→ **Assigned task**
Which lines below contain the word "JSON"? Copy each of them.

(Data records for software interfaces)
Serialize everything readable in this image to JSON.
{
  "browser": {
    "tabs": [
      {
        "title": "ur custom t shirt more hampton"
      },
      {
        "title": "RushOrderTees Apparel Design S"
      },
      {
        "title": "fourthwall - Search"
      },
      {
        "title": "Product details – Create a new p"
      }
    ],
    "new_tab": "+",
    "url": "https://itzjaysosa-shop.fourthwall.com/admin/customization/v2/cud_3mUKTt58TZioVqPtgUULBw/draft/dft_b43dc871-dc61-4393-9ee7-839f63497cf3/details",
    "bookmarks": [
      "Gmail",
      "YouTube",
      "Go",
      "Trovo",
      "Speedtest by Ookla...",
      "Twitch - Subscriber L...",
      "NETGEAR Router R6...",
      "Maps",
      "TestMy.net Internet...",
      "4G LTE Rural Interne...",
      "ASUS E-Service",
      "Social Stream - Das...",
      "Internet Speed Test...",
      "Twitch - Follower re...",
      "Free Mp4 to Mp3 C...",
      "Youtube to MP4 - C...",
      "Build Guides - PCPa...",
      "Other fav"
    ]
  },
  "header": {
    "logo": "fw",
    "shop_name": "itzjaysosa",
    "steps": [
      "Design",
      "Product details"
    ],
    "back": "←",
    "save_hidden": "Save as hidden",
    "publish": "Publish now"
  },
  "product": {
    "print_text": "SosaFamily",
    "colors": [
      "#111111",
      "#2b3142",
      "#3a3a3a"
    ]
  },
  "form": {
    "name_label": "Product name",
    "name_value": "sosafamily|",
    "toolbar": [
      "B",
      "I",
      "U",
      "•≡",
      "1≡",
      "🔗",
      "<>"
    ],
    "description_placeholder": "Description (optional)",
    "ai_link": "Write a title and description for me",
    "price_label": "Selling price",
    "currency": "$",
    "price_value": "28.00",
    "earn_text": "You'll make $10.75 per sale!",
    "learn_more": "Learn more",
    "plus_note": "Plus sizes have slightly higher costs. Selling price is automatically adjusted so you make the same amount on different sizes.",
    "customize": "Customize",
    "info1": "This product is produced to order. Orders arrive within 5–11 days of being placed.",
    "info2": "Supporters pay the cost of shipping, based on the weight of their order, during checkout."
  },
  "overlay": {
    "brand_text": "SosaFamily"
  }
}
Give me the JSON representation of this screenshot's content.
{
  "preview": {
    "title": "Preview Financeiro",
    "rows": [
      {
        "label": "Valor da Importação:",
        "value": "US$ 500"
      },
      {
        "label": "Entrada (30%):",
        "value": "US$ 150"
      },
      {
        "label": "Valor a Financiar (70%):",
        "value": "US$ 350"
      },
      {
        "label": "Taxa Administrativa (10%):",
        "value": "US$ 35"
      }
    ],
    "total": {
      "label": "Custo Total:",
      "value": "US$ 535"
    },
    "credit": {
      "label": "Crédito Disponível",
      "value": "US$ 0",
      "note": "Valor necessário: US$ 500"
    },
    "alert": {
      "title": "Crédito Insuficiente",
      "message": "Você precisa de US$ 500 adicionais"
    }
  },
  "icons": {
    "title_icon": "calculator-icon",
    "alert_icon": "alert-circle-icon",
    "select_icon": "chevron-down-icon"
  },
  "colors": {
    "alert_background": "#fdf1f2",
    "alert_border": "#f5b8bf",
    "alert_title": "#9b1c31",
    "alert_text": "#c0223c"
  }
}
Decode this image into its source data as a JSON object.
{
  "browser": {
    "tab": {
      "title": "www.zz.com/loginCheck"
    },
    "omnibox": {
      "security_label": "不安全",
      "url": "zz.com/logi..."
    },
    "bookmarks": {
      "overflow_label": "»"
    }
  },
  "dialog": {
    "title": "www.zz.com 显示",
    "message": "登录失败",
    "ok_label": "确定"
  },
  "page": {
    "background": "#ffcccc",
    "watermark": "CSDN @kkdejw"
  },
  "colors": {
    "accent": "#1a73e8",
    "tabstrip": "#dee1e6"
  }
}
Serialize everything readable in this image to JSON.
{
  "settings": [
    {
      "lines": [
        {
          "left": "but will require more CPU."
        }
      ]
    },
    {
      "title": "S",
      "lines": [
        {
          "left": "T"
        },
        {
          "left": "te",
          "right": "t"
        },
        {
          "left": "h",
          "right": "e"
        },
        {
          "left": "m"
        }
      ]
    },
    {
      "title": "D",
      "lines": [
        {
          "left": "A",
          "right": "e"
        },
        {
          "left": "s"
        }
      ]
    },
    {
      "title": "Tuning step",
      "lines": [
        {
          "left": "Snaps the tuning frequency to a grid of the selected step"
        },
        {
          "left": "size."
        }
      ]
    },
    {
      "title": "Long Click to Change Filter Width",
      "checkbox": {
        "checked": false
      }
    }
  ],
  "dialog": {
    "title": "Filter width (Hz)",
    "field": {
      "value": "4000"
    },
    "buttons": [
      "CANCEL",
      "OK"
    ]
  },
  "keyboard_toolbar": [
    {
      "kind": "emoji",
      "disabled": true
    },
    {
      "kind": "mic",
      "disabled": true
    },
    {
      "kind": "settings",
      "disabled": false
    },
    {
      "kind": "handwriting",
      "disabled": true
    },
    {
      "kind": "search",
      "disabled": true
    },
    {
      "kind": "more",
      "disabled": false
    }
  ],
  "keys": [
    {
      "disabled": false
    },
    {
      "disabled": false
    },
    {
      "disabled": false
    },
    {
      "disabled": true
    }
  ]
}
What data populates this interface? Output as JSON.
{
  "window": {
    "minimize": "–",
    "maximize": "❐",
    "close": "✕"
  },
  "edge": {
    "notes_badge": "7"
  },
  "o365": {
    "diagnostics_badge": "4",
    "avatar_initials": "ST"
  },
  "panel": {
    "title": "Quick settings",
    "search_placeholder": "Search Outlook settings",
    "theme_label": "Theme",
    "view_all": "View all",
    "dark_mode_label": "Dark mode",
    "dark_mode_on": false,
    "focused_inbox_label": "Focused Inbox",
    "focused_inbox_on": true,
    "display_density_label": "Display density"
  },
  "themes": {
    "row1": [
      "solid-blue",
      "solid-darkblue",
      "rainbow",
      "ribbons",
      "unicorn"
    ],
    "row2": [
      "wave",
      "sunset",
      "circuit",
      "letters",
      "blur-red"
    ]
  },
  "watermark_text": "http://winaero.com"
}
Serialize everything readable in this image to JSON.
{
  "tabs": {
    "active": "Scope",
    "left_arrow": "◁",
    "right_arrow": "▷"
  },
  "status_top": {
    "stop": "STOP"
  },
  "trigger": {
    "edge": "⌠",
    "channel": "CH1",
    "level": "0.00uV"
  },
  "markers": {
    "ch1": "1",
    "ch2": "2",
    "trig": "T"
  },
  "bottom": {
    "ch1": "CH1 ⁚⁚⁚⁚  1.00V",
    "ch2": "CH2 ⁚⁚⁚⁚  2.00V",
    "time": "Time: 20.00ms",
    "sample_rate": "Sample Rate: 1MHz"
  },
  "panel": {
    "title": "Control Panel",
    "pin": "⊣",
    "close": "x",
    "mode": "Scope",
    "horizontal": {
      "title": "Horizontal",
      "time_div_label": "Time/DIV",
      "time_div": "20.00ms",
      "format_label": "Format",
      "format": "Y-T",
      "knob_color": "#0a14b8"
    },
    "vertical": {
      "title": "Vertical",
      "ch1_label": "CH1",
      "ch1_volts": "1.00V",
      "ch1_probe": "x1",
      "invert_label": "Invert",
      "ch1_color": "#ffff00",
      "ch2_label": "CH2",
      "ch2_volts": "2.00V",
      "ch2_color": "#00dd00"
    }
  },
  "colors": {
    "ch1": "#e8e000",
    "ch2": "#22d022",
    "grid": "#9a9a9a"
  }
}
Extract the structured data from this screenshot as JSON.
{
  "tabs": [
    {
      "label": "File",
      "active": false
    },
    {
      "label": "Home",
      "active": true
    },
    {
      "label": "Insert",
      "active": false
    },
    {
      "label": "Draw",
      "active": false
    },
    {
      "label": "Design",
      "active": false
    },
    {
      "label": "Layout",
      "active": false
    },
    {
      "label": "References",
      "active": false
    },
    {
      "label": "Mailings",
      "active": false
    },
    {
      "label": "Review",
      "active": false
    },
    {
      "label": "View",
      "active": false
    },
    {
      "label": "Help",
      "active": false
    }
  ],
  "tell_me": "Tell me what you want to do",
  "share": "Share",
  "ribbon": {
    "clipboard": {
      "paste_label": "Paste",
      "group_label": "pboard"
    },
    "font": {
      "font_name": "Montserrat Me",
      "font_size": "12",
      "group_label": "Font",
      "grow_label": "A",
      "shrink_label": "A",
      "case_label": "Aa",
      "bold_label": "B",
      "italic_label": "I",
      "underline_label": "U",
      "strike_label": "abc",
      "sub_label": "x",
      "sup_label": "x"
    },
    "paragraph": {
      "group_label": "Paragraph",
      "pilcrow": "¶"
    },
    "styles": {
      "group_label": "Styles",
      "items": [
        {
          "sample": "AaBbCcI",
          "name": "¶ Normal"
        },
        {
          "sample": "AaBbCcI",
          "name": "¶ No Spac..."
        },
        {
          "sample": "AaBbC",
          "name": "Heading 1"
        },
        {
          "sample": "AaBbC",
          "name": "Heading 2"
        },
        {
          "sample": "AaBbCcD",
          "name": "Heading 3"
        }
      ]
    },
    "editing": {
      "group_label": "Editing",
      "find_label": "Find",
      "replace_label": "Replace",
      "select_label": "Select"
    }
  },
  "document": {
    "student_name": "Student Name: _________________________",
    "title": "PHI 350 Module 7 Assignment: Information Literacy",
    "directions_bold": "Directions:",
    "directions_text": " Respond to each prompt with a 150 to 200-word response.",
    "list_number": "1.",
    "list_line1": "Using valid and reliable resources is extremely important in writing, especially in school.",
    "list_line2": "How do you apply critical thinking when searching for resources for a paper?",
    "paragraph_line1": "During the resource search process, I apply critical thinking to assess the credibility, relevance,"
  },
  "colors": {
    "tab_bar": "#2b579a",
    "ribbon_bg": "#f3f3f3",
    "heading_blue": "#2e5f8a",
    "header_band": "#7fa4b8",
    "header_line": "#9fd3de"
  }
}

→ **Output**
Serialize everything readable in this image to JSON.
Give me the JSON representation of this screenshot's content.
Decode this image into its source data as a JSON object.
Serialize everything readable in this image to JSON.
What data populates this interface? Output as JSON.
Serialize everything readable in this image to JSON.
Extract the structured data from this screenshot as JSON.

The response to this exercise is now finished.